### Required work:
A single number is required: the count of lines in the entries below that include the word "Supplier".

Interface dataset entries:

--*--

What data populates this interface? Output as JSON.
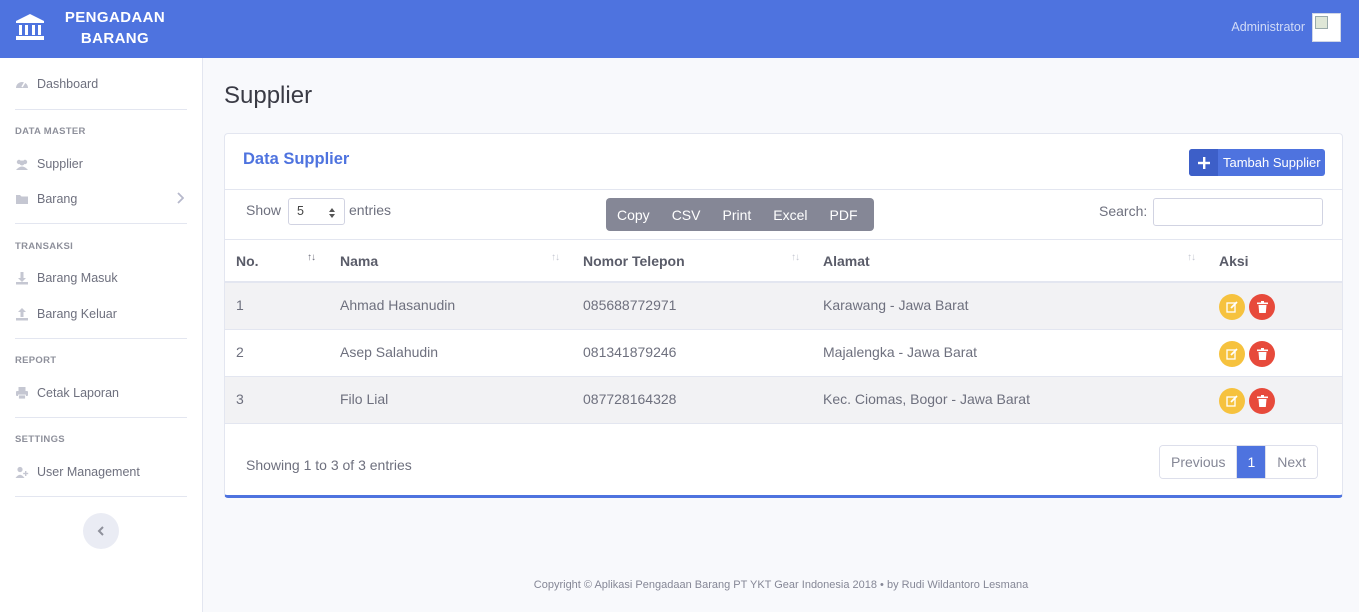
{
  "header": {
    "brand": "PENGADAAN BARANG",
    "user_name": "Administrator"
  },
  "sidebar": {
    "dashboard": "Dashboard",
    "sections": {
      "data_master": "DATA MASTER",
      "transaksi": "TRANSAKSI",
      "report": "REPORT",
      "settings": "SETTINGS"
    },
    "items": {
      "supplier": "Supplier",
      "barang": "Barang",
      "barang_masuk": "Barang Masuk",
      "barang_keluar": "Barang Keluar",
      "cetak_laporan": "Cetak Laporan",
      "user_management": "User Management"
    }
  },
  "page": {
    "title": "Supplier"
  },
  "card": {
    "title": "Data Supplier",
    "add_button": "Tambah Supplier"
  },
  "table_controls": {
    "show": "Show",
    "entries": "entries",
    "length_value": "5",
    "export_buttons": [
      "Copy",
      "CSV",
      "Print",
      "Excel",
      "PDF"
    ],
    "search_label": "Search:",
    "search_value": ""
  },
  "table": {
    "columns": [
      "No.",
      "Nama",
      "Nomor Telepon",
      "Alamat",
      "Aksi"
    ],
    "rows": [
      {
        "no": "1",
        "nama": "Ahmad Hasanudin",
        "telepon": "085688772971",
        "alamat": "Karawang - Jawa Barat"
      },
      {
        "no": "2",
        "nama": "Asep Salahudin",
        "telepon": "081341879246",
        "alamat": "Majalengka - Jawa Barat"
      },
      {
        "no": "3",
        "nama": "Filo Lial",
        "telepon": "087728164328",
        "alamat": "Kec. Ciomas, Bogor - Jawa Barat"
      }
    ]
  },
  "pagination": {
    "info": "Showing 1 to 3 of 3 entries",
    "previous": "Previous",
    "current": "1",
    "next": "Next"
  },
  "footer": {
    "text": "Copyright © Aplikasi Pengadaan Barang PT YKT Gear Indonesia 2018 • by Rudi Wildantoro Lesmana"
  },
  "colors": {
    "primary": "#4e73df",
    "warning": "#f6c23e",
    "danger": "#e74a3b",
    "secondary": "#858796"
  }
}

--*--

### Task response:
4